This series is not a repeat of Shawn Robertson’s awesome and thorough talk on creating Elizabeth at this past GDC, but is something more along the lines of fleshing out her animation systems to bring systemic Liz to life. When I say systemic I mean any moment with Liz that doesn’t involve a camera lock. The player has the freedom to look at Liz if the player decides to, and when the player does, the goal was to have Liz relate to the world and player at any moment, as well as obey her character arc through the game.
With that we’ll start with her emotion system.
At the most basic layer, Liz will be feeling or thinking something depending on the environment, trial, or dialog at any given moment. It is important that this emotion be communicated to the player so that Liz and the player can start to build a relationship. So the first thing was to create an additive animation to throw on top of her idle base pose. Some examples are below. The first being her generic idle base pose, then angry, determined, and after combat pose.
As you can see, the main difference in the emotion besides the facial pose is her arms and head. Those were the restrictions we chose to adhere to in order to use the same transition animations across all of her emotions. Otherwise, the number of animations would jump tremendously.
The next thing was to add different fidgets to Liz. Fidgets acted as simple flavor animations that punctuated what emotion Liz was in. It could have been anything from looking at her fingernails in boredom to swinging her arms in excitement or looking around in fear. There were two different types of fidgets, upper body and full body, each having their own pros and cons. The upper body fidget was able to play while Liz was standing still, as well as walking around, but we were limited to only animating her arms and head. The full body fidget was only able to play while Liz was standing still. However, since it was a full body animation, we had the ability to make the fidget more expressive by allowing her to shift weight from one leg to another, move her feet, and animate her torso in addition to just the arms and head. The fidgets were weighted so that bigger ones played less but had a bigger impact and smaller ones played more to keep Liz engaged in the emotion she was supposed to be in. The more and longer Liz was in a particular emotion, we decided to add more fidgets than those that were only in small or short sections. The video below demonstrates these different fidgets working together on the beach in Boardwalk. Notice some of the fidgets are labeled generic, meaning they can be used across multiple emotions. Some are labeled pinky awareness. These were animations where we wanted the player to realize Liz was missing a pinky, for reasons explained at the end of the game. Some were labeled happy. In context of the game, Liz was freed from her tower and she now thinks she’s heading to Paris, which she has always dreamed of.

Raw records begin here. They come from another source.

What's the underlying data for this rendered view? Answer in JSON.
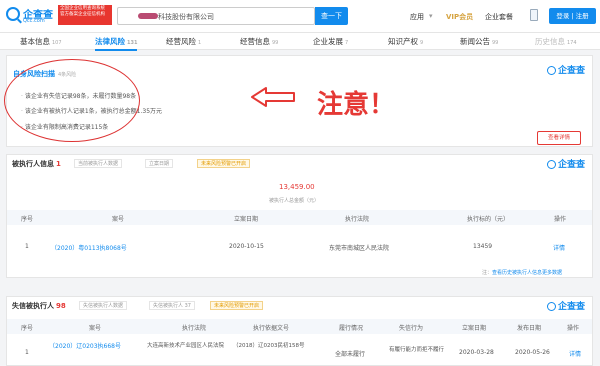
{
  "header": {
    "logo_name": "企查查",
    "logo_domain": "Qcc.com",
    "promo_text": "全国企业信用查询系统 官方备案企业征信机构",
    "search_value": "科技股份有限公司",
    "search_button": "查一下",
    "nav": [
      "应用",
      "VIP会员",
      "企业套餐"
    ],
    "login_button": "登录 | 注册"
  },
  "tabs": [
    {
      "label": "基本信息",
      "count": "107"
    },
    {
      "label": "法律风险",
      "count": "131"
    },
    {
      "label": "经营风险",
      "count": "1"
    },
    {
      "label": "经营信息",
      "count": "99"
    },
    {
      "label": "企业发展",
      "count": "7"
    },
    {
      "label": "知识产权",
      "count": "9"
    },
    {
      "label": "新闻公告",
      "count": "99"
    },
    {
      "label": "历史信息",
      "count": "174"
    }
  ],
  "risk_summary": {
    "title": "自身风险扫描",
    "count": "4条风险",
    "items": [
      "该企业有失信记录98条，未履行数量98条",
      "该企业有被执行人记录1条，被执行总金额1.35万元",
      "该企业有限制高消费记录115条"
    ],
    "button": "查看详情",
    "annotation": "注意！"
  },
  "watermark": "企查查",
  "executed": {
    "title": "被执行人信息",
    "count": "1",
    "filters": [
      "当前被执行人数据",
      "立案日期"
    ],
    "tag": "未来风险预警已开启",
    "total_amount": "13,459.00",
    "total_label": "被执行人总金额（元）",
    "columns": [
      "序号",
      "案号",
      "立案日期",
      "执行法院",
      "执行标的（元）",
      "操作"
    ],
    "rows": [
      {
        "no": "1",
        "case": "（2020）粤0113执8068号",
        "date": "2020-10-15",
        "court": "东莞市南城区人民法院",
        "amount": "13459",
        "action": "详情"
      }
    ],
    "hint_prefix": "注：",
    "hint_link": "查看历史被执行人信息更多数据"
  },
  "dishonest": {
    "title": "失信被执行人",
    "count": "98",
    "filters": [
      "失信被执行人数据",
      "失信被执行人 37"
    ],
    "tag": "未来风险预警已开启",
    "columns": [
      "序号",
      "案号",
      "执行法院",
      "执行依据文号",
      "履行情况",
      "失信行为",
      "立案日期",
      "发布日期",
      "操作"
    ],
    "rows": [
      {
        "no": "1",
        "case": "（2020）辽0203执668号",
        "court": "大连高新技术产业园区人民法院",
        "basis": "（2018）辽0203民初158号",
        "status": "全部未履行",
        "behavior": "有履行能力而拒不履行",
        "date": "2020-03-28",
        "pub": "2020-05-26",
        "action": "详情"
      }
    ]
  }
}
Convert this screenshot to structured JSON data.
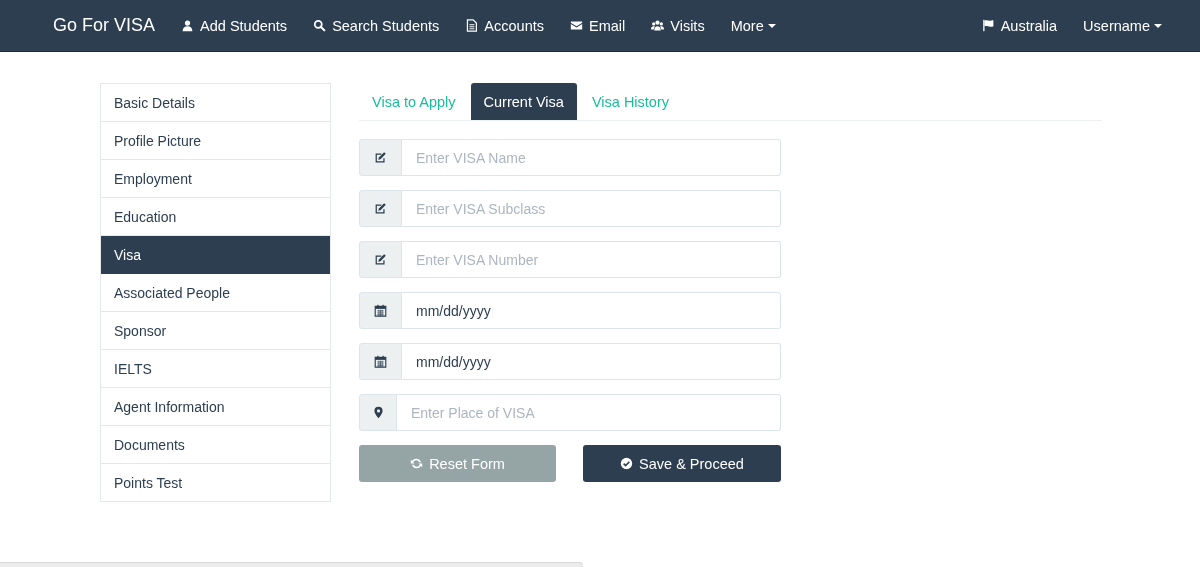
{
  "navbar": {
    "brand": "Go For VISA",
    "items": [
      {
        "label": "Add Students",
        "dropdown": false
      },
      {
        "label": "Search Students",
        "dropdown": false
      },
      {
        "label": "Accounts",
        "dropdown": false
      },
      {
        "label": "Email",
        "dropdown": false
      },
      {
        "label": "Visits",
        "dropdown": false
      },
      {
        "label": "More",
        "dropdown": true
      }
    ],
    "right_items": [
      {
        "label": "Australia",
        "dropdown": false
      },
      {
        "label": "Username",
        "dropdown": true
      }
    ]
  },
  "sidebar": {
    "items": [
      {
        "label": "Basic Details",
        "selected": false
      },
      {
        "label": "Profile Picture",
        "selected": false
      },
      {
        "label": "Employment",
        "selected": false
      },
      {
        "label": "Education",
        "selected": false
      },
      {
        "label": "Visa",
        "selected": true
      },
      {
        "label": "Associated People",
        "selected": false
      },
      {
        "label": "Sponsor",
        "selected": false
      },
      {
        "label": "IELTS",
        "selected": false
      },
      {
        "label": "Agent Information",
        "selected": false
      },
      {
        "label": "Documents",
        "selected": false
      },
      {
        "label": "Points Test",
        "selected": false
      }
    ]
  },
  "tabs": [
    {
      "label": "Visa to Apply",
      "selected": false
    },
    {
      "label": "Current Visa",
      "selected": true
    },
    {
      "label": "Visa History",
      "selected": false
    }
  ],
  "fields": [
    {
      "kind": "text",
      "placeholder": "Enter VISA Name"
    },
    {
      "kind": "text",
      "placeholder": "Enter VISA Subclass"
    },
    {
      "kind": "text",
      "placeholder": "Enter VISA Number"
    },
    {
      "kind": "date",
      "placeholder": "mm/dd/yyyy"
    },
    {
      "kind": "date",
      "placeholder": "mm/dd/yyyy"
    },
    {
      "kind": "place",
      "placeholder": "Enter Place of VISA"
    }
  ],
  "buttons": [
    {
      "kind": "reset",
      "label": "Reset Form"
    },
    {
      "kind": "save",
      "label": "Save & Proceed"
    }
  ]
}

There were two cool things that grew out of fidgets in the emotion system. The first was the ability to have Liz look exhausted or relieved, as a transition out of combat, which made it less jarring to go back to her emotion. For example, if Liz was happy before combat was initiated and she needed to be happy after combat was over, it would look weird after the last enemy was killed for Liz to go immediately to a happy state without some type of acknowledgement of what had just previously happened. The after combat emotion allowed Liz to have a stepping stone back to her intended emotion. The second thing was the ability to put a lantern in Liz’s hand and use the fidgets as if she was using the lantern to look around Hall of Heroes in Boardwalk. The video below demonstrates the after combat emotion and Hall of Heroes emotion.
Keep in mind these emotional fidgets served as a subtle way to keep Liz alive and interesting, so that whenever the player happened to stumble upon them, they could appreciate her a little more and hopefully build an emotional connection with her.